What is your dream? What’s your inspiration?

The Artist Date

Last week I wrote about morning pages; this week I’d like to address the artist date. In The Artist’s Way, Julia Cameron describes the artist date as a weekly block of time dedicated to nurturing your creative consciousness, also known as your inner artist. During this time, you’re to spend quality time alone doing something you enjoy. It might be seeing a movie, visiting a museum or gallery, or—in my case—taking a long walk with nature. These two pieces, morning pages and the artist date, provide the basic tools for creative recovery or for maintaining creative flow.

Bridge ViewThe artist date fills our creative well. Choose the kind of activity that speaks to you and fills you with the sensory images you need. Hiking works well for me since I write mysteries set in the Colorado mountains; it also raises my spirits and gives me some much needed exercise after spending long days at the keyboard.

While writing this blog, I realized that I’ve been neglecting my inner artist lately. Better take that girl on a date.

Please join me here for musings about life, writing, and the writing life.

Morning Pages

SunriseIn The Artist’s Way, author Julia Cameron suggests that people write morning pages to unblock creative flow. Morning pages are three pages of longhand, stream-of-consciousness writing. They are unplanned and uncensored meanderings designed to drain your brain of unnecessary chatter, and they are advised for all creative types, not just writers. You’re not supposed to focus on the writing or try to create a masterpiece. Instead, you may let your thoughts spill out on the page in fragments or one long run-on sentence. Punctuation, mechanics, and spelling don’t matter. Morning pages might result in negative, whiny, self-pitying tirades that bring to mind the verse: Now I lay me down to sleep; I pray the Lord my soul to keep; if I should die before I wake, throw my journal in the lake. But that’s good. Don’t let the negative censor inside you influence what you write. Go beyond your conscious thought. Eventually, when you begin to write in the morning, you might ask yourself a question about a problem or concern and see if an answer or insight spills out. Please look to Julia Cameron’s books for more information and guidance.

I’ve used morning pages many times throughout the years to unblock creative flow, wake myself up to what’s bothering me, or release negativity. If you’re feeling stuck on a project or in life, you might want to give them a try. Do them as soon as you awaken and write as fast as possible. Don’t even think about what you’re going to write. Just sit down with a cup of tea or coffee and write!

Please join me here for notes on life, writing, and the writing life.


Many years ago I started a gratitude journal. All humans are bound to suffer sometime during their lifetime, and I felt like I’d been through some hard times. So at the end of each day, I would record ten items for which I could be grateful. A variety of things ended up on these pages. Some were small things that happened during the day like finding a quick parking spot; some were major, like gratitude for a loved one or for my health; most were just ordinary things that I felt lucky to receive like a hug from a client, a midday phone call from a family member, rain on a hot day. Over time, I began to view life events differently. Instead of focusing on the day’s trials or disappointments, I searched for moments of gratitude. Rather than waiting until the end of the day to write in my journal, I whispered thank you right there on the spot. Spontaneous gratitude became a habit.
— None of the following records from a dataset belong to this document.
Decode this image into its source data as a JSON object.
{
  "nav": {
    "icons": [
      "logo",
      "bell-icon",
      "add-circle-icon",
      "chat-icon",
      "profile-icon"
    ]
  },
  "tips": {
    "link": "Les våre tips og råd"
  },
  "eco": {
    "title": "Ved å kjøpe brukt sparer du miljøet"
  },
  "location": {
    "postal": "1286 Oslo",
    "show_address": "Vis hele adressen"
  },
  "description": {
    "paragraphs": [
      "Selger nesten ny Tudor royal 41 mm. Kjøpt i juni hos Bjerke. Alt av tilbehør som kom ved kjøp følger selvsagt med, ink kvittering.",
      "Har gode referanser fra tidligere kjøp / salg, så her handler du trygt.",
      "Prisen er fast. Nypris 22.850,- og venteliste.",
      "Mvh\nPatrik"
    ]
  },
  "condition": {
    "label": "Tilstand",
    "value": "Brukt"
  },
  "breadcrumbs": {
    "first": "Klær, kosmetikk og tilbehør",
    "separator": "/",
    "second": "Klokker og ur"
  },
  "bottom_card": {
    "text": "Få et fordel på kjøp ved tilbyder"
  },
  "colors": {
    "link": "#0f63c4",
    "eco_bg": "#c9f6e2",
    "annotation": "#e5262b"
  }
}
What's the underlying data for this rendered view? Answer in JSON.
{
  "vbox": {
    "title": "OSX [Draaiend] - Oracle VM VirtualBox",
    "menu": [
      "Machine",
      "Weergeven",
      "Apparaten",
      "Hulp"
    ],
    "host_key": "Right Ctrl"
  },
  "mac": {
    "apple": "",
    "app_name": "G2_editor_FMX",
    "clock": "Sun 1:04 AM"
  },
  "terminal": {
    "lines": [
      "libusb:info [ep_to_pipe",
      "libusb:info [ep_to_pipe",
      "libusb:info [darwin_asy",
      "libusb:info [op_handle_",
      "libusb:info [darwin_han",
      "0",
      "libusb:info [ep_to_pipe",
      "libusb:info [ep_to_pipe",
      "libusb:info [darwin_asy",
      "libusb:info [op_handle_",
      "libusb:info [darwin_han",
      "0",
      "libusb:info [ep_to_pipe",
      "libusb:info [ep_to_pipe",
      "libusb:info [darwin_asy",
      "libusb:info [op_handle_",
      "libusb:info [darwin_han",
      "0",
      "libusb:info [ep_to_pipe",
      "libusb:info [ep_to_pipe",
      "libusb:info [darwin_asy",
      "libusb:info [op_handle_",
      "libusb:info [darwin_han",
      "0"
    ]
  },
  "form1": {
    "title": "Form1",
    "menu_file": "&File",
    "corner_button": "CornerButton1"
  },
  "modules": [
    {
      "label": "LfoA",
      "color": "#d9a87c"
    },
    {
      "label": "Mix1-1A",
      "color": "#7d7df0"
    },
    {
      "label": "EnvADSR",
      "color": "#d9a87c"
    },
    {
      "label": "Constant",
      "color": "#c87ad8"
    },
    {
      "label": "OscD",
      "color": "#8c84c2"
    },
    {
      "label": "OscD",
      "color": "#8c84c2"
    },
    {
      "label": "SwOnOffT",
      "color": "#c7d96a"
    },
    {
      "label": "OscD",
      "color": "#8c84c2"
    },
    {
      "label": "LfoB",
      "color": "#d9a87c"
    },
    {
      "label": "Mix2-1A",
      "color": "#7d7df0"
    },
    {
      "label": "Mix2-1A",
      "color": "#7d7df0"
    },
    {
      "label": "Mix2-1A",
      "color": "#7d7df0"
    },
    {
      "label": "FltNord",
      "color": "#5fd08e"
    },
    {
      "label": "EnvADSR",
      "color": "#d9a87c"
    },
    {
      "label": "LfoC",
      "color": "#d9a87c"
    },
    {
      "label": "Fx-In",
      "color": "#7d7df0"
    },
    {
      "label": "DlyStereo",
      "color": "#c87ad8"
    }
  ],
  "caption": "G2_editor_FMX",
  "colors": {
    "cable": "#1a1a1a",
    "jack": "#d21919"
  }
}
This technique isn’t new, and I’m not the first one to write about it. But if you want to make an adjustment in your attitude and haven’t yet given it a try, I recommend that you do. It might change the way you look at the world.

Please join me here for musings on life, writing, and the writing life.